_Activity_
Restate every record word for word, without the pictures.

_Dataset content_
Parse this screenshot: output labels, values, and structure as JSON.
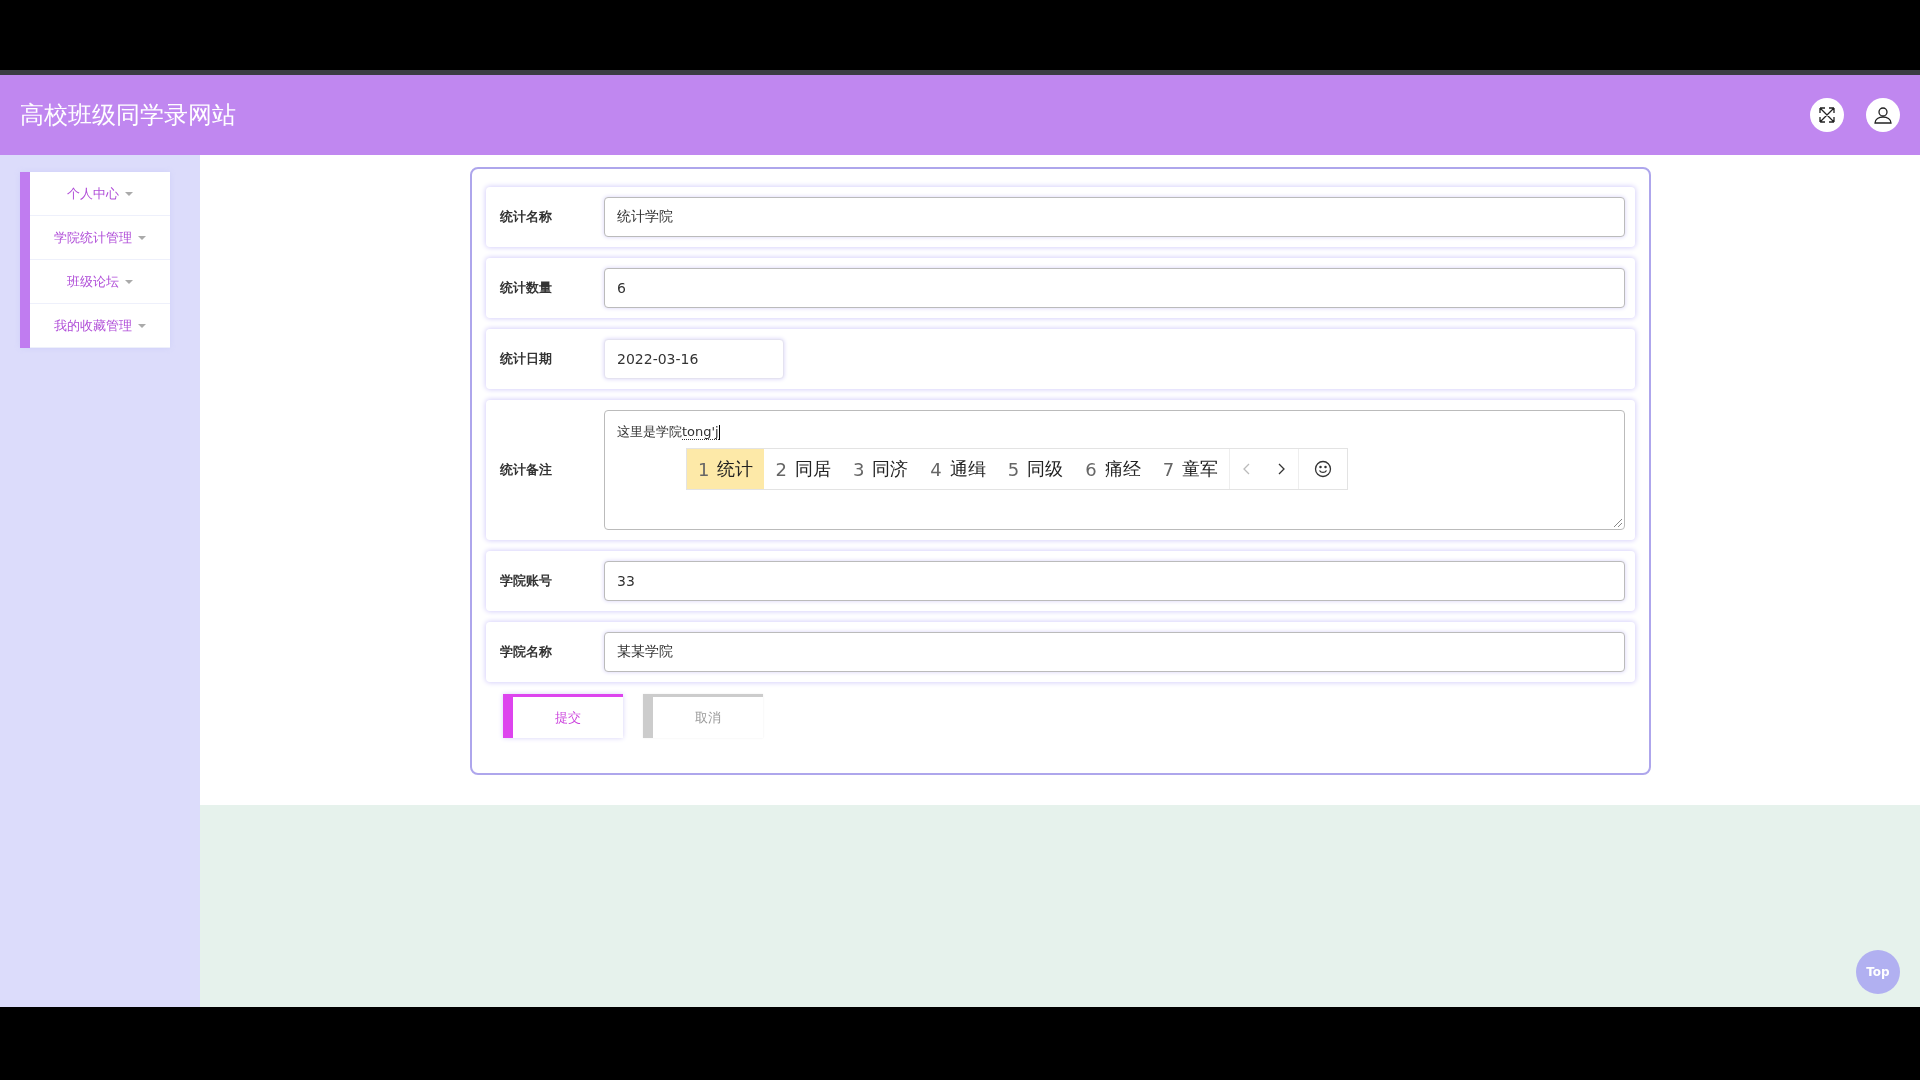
{
  "header": {
    "title": "高校班级同学录网站"
  },
  "sidebar": {
    "items": [
      {
        "label": "个人中心"
      },
      {
        "label": "学院统计管理"
      },
      {
        "label": "班级论坛"
      },
      {
        "label": "我的收藏管理"
      }
    ]
  },
  "form": {
    "fields": [
      {
        "kind": "input",
        "label": "统计名称",
        "value": "统计学院"
      },
      {
        "kind": "input",
        "label": "统计数量",
        "value": "6"
      },
      {
        "kind": "date",
        "label": "统计日期",
        "value": "2022-03-16"
      },
      {
        "kind": "textarea",
        "label": "统计备注",
        "value": "这里是学院",
        "composition": "tong'j"
      },
      {
        "kind": "input",
        "label": "学院账号",
        "value": "33"
      },
      {
        "kind": "input",
        "label": "学院名称",
        "value": "某某学院"
      }
    ],
    "buttons": [
      {
        "kind": "primary",
        "label": "提交"
      },
      {
        "kind": "secondary",
        "label": "取消"
      }
    ]
  },
  "ime": {
    "candidates": [
      {
        "index": "1",
        "text": "统计",
        "selected": true
      },
      {
        "index": "2",
        "text": "同居",
        "selected": false
      },
      {
        "index": "3",
        "text": "同济",
        "selected": false
      },
      {
        "index": "4",
        "text": "通缉",
        "selected": false
      },
      {
        "index": "5",
        "text": "同级",
        "selected": false
      },
      {
        "index": "6",
        "text": "痛经",
        "selected": false
      },
      {
        "index": "7",
        "text": "童军",
        "selected": false
      }
    ]
  },
  "top_button": {
    "label": "Top"
  }
}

_Completed task_
Parse this screenshot: output labels, values, and structure as JSON.
{
  "header": {
    "title": "高校班级同学录网站"
  },
  "sidebar": {
    "items": [
      {
        "label": "个人中心"
      },
      {
        "label": "学院统计管理"
      },
      {
        "label": "班级论坛"
      },
      {
        "label": "我的收藏管理"
      }
    ]
  },
  "form": {
    "fields": [
      {
        "kind": "input",
        "label": "统计名称",
        "value": "统计学院"
      },
      {
        "kind": "input",
        "label": "统计数量",
        "value": "6"
      },
      {
        "kind": "date",
        "label": "统计日期",
        "value": "2022-03-16"
      },
      {
        "kind": "textarea",
        "label": "统计备注",
        "value": "这里是学院",
        "composition": "tong'j"
      },
      {
        "kind": "input",
        "label": "学院账号",
        "value": "33"
      },
      {
        "kind": "input",
        "label": "学院名称",
        "value": "某某学院"
      }
    ],
    "buttons": [
      {
        "kind": "primary",
        "label": "提交"
      },
      {
        "kind": "secondary",
        "label": "取消"
      }
    ]
  },
  "ime": {
    "candidates": [
      {
        "index": "1",
        "text": "统计",
        "selected": true
      },
      {
        "index": "2",
        "text": "同居",
        "selected": false
      },
      {
        "index": "3",
        "text": "同济",
        "selected": false
      },
      {
        "index": "4",
        "text": "通缉",
        "selected": false
      },
      {
        "index": "5",
        "text": "同级",
        "selected": false
      },
      {
        "index": "6",
        "text": "痛经",
        "selected": false
      },
      {
        "index": "7",
        "text": "童军",
        "selected": false
      }
    ]
  },
  "top_button": {
    "label": "Top"
  }
}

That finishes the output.